Division of Cancer Prevention, National Cancer Institute, Bethesda, MD, USA. email@example.com
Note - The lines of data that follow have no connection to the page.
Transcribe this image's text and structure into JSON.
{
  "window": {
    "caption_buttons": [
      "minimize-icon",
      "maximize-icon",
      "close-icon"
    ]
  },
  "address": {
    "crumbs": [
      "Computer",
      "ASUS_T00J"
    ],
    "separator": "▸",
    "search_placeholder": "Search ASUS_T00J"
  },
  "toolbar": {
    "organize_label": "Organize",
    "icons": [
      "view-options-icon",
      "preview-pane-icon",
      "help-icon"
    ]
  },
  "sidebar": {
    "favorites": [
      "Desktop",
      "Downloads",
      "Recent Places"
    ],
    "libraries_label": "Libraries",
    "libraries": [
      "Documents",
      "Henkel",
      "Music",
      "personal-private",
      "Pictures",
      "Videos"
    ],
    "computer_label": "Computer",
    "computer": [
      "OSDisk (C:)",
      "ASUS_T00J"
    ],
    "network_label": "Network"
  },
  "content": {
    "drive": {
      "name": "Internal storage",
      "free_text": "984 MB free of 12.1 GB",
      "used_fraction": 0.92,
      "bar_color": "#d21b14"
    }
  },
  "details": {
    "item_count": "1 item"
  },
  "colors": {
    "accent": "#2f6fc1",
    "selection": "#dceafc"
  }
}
BACKGROUND: Multivitamin supplements are used by millions of Americans because of their potential health benefits, but the relationship between multivitamin use and prostate cancer is unclear. METHODS: We prospectively investigated the association between multivitamin use and risk of prostate cancer (localized, advanced, and fatal) in 295,344 men enrolled in the National Institutes of Health (NIH)-AARP Diet and Health Study who were cancer free at enrollment in 1995 and 1996. During 5 years of follow-up, 10,241 participants were diagnosed with incident prostate cancer, including 8765 localized and 1476 advanced cancers. In a separate mortality analysis with 6 years of follow-up, 179 cases of fatal prostate cancer were ascertained. Multivitamin use was assessed at baseline as part of a self-administered, mailed food-frequency questionnaire. Relative risks (RRs) and 95% confidence intervals (CIs) were calculated by use of Cox proportional hazards regression, adjusted for established or suspected prostate cancer risk factors. RESULTS: No association was observed between multivitamin use and risk of localized prostate cancer. However, we found an increased risk of advanced and fatal prostate cancers (RR = 1.32, 95% CI = 1.04 to 1.67 and RR = 1.98, 95% CI = 1.07 to 3.66, respectively) among men reporting excessive use of multivitamins (more than seven times per week) when compared with never users. The incidence rates per 100,000 person-years for advanced and fatal prostate cancers for those who took a multivitamin more than seven times per week were 143.8 and 18.9, respectively, compared with 113.4 and 11.4 in never users. The positive associations with excessive multivitamin use were strongest in men with a family history of prostate cancer or who took individual micronutrient supplements, including selenium, beta-carotene, or zinc. CONCLUSION: These results suggest that regular multivitamin use is not associated with the risk of early or localized prostate cancer. The possibility that men taking high levels of multivitamins along with other supplements have increased risk of advanced and fatal prostate cancers is of concern and merits further evaluation.